It was such a delight to welcome back to the stage musical theatre royalty in Debra Byrne. It was the mid ‘80s when she appeared in Andrew Lloyd Webber’s Cats and a decade later she followed that up with another star turn in the maestro’s Sunset Boulevard. So, it seems only fitting that she should reprise solo numbers from those shows in The Music of the Night, which celebrates the songs of Lloyd Webber.
Byrne first sashays onto the stage in a beautiful, elegant and colourful flowing gown and later appears in another eye-catching cream and light blue ensemble. She has lost none of her presence or stage craft and vocally she remains strong. I simply wish we saw and heard more of her.
Byrne also contributes to the closing chorus tune among a couple of dozen drawn from The Phantom of the Opera, Love Never Dies, Jesus Christ Superstar, Starlight Express, Cats and Sunset Boulevard. Those shows along with Song and Dance, The Wizard of Oz, By Jeeves, Joseph and the Technicolor Dreamcoat, Aspects of Love, Whistle Down the Wind and Evita.

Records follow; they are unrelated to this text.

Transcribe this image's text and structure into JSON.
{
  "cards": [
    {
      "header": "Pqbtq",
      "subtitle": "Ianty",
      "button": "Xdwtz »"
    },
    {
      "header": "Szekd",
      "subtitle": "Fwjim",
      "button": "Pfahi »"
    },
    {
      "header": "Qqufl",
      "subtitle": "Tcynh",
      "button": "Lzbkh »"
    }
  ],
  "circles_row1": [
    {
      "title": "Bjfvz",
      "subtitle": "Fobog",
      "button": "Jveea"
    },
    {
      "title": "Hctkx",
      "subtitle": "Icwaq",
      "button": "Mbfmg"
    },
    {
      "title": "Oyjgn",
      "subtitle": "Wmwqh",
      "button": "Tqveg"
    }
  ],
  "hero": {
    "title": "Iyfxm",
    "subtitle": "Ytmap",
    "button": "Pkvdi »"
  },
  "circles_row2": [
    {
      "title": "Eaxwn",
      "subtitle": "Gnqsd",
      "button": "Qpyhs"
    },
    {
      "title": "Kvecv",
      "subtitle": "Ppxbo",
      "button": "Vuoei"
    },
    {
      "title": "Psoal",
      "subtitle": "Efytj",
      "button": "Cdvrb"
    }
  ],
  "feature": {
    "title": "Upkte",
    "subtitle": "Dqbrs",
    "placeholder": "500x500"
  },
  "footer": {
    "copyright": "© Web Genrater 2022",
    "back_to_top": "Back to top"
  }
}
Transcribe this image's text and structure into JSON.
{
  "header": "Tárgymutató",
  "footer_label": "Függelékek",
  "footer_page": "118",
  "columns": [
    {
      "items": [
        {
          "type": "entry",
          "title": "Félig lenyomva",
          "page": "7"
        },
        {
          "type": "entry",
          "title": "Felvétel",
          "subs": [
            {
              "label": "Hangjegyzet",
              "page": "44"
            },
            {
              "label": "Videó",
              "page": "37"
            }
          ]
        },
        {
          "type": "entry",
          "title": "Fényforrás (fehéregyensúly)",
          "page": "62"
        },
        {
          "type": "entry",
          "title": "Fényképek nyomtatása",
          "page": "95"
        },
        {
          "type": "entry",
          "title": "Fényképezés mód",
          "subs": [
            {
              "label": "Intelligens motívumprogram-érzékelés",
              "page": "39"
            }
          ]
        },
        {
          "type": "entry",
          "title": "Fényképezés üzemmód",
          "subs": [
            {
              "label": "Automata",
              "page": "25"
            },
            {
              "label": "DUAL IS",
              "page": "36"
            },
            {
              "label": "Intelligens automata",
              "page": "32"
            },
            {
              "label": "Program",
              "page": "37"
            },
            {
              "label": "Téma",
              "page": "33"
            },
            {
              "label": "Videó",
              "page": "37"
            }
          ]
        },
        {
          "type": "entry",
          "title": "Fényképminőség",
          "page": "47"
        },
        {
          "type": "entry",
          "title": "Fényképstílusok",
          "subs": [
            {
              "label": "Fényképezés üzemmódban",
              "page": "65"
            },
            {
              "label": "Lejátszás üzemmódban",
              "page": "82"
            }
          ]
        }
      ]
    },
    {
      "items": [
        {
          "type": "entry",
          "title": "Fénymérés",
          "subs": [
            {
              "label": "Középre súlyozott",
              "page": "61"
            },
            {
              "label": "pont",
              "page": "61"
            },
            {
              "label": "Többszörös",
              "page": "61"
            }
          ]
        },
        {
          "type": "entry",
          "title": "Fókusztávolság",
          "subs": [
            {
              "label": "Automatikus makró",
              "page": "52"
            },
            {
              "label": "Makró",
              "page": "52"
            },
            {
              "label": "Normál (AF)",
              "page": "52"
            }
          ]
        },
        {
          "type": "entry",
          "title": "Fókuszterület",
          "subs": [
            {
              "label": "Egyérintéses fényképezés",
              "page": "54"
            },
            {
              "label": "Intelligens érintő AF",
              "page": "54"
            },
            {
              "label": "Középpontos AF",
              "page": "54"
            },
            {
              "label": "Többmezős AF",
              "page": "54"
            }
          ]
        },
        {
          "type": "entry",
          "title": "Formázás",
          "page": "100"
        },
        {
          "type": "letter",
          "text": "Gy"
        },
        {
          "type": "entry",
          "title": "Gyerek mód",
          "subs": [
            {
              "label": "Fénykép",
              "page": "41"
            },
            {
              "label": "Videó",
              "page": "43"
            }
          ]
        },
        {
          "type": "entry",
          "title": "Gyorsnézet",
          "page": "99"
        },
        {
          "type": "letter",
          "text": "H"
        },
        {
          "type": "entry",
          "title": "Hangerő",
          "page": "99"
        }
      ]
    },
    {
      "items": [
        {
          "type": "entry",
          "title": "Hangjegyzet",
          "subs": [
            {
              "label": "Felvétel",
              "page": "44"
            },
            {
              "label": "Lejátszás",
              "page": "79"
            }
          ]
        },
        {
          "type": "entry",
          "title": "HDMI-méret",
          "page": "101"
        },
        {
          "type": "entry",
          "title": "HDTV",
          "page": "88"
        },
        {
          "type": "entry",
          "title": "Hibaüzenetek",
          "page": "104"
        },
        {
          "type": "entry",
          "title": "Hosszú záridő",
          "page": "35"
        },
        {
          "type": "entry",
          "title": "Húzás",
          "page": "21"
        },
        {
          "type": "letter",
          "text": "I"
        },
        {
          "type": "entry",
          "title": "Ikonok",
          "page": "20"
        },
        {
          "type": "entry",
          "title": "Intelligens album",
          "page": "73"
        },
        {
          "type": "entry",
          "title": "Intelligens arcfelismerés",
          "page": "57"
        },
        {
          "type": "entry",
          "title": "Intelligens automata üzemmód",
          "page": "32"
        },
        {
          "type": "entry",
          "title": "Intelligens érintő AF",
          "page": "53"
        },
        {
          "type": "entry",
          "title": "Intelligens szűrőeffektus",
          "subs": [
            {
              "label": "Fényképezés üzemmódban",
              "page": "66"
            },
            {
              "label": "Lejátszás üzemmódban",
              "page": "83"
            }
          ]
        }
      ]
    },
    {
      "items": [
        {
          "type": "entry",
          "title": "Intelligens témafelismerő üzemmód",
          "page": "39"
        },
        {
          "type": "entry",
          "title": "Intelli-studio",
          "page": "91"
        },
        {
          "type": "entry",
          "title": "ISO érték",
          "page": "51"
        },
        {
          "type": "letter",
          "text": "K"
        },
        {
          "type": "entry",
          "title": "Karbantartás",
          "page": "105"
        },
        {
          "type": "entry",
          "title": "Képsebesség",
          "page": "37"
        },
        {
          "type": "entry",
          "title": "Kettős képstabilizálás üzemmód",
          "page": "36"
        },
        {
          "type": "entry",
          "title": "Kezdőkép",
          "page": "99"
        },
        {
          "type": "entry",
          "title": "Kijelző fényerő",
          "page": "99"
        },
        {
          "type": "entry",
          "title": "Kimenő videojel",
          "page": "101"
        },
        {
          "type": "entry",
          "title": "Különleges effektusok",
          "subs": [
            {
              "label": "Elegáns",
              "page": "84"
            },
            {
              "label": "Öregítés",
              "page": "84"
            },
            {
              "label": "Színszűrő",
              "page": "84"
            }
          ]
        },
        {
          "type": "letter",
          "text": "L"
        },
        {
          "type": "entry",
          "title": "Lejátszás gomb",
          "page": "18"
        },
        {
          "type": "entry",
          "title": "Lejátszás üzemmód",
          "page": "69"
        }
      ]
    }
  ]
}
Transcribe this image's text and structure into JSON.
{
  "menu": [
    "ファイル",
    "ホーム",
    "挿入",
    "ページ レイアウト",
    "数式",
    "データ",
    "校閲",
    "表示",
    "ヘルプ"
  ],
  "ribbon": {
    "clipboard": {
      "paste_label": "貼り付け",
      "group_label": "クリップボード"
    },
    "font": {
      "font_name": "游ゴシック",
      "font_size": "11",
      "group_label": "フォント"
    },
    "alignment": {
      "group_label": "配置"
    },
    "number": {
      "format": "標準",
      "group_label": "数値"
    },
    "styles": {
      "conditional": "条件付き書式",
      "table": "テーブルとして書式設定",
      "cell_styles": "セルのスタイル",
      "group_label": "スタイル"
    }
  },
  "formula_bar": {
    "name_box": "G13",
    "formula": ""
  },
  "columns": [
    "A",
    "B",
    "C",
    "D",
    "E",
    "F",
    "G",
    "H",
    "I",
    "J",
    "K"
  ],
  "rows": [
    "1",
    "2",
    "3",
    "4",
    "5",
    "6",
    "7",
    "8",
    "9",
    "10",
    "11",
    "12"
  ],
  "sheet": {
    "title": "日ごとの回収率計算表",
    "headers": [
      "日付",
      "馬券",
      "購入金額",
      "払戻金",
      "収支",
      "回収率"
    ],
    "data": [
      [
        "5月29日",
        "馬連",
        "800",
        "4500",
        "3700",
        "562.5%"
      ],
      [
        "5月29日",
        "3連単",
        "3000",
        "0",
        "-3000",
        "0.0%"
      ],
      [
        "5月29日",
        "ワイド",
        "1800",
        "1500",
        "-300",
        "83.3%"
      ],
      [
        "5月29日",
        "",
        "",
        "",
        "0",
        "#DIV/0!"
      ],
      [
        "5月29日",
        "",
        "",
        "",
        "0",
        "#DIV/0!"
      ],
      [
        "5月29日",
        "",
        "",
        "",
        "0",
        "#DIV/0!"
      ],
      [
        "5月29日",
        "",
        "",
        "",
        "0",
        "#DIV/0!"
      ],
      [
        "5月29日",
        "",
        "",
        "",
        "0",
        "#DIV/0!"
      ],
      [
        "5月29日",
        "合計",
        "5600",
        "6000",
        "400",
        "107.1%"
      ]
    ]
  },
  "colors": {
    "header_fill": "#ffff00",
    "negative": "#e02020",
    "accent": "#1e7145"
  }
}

To give credence only to Byrne, though, would be to sell short the surfeit of young talent that constitutes the lion’s share of the program. Given what I was privy to, the future of musical theatre in this country is in very good hands. The opening number, The Music of the Night, performed by Raphael Wong, is a case in point. What a phenomenal rendition it was. Quite magnificent. The timber in his voice, the depth, the maturity and the feeling are something special. It set the tone for an evening of great entertainment.
Wong is one of nine younger cast members who perform a series of solos, duets and chorus pieces, with the latter particularly the order of the day in the second half of the show. All are talented and each has their time to shine. Among the standouts for me were Andy Conaghan, Christopher Scalzo, Genevieve Kingsford and Bianca Bruce. Others include Madison Green, Cherine Peck, Caitlin Spears and Tod Strike. The nine harmonise magnificently.
Herod’s Song from JC Superstar is given fine treatment by Andy, who backs up with Till I Hear You Sing from Love Never Dies and a couplet with Caitlin from Sunset Boulevard. Chris and Bianca have heaps of fun with Macavity from Cats and the impact of Bianca’s rendition of Don’t Cry For Me Argentina wasn’t lost on me either. One of my favourites was Love Changes Everything from Aspects of Love, performed by Chris, with company backing. The purity of Genevieve’s voice made Think of Me from Phantom another highlight, of which there were many.
Some of the numbers are cheeky, others somber and still others uplifting, which allows the performers to mix it up. It is a grand program, indeed, that has been put together by director Theresa Borg and Musical Director and Arranger Stephen Gray. Accompanying the artistes is a four-piece band, which features Gary Norman on electric and acoustic guitars, Nathan Post on electrical guitar and double bass, and John Clark on drums and percussion, with Stephen on keyboard. The backdrop is a couple of hundred shimmering light bulbs against a jet black background, given the appropriate appearance of a stary, stary night, for that – indeed – is what I was witness to.
Hats off to Caitlin Spears for putting together the show. We need more of it, even a return season perhaps? The Music of the Night is playing at Chapel off Chapel until 16th May, 2021.
Other reviews you might enjoy:
- CATS (Young Australian Broadway Chorus)
- 21 Chump Street (Chapel Off Chapel) – theatre review
- My Fair Lady (Regent) – theatre review
Alex First is a Melbourne based journalist and communications specialist. He contributes to The Blurb on film and theatre.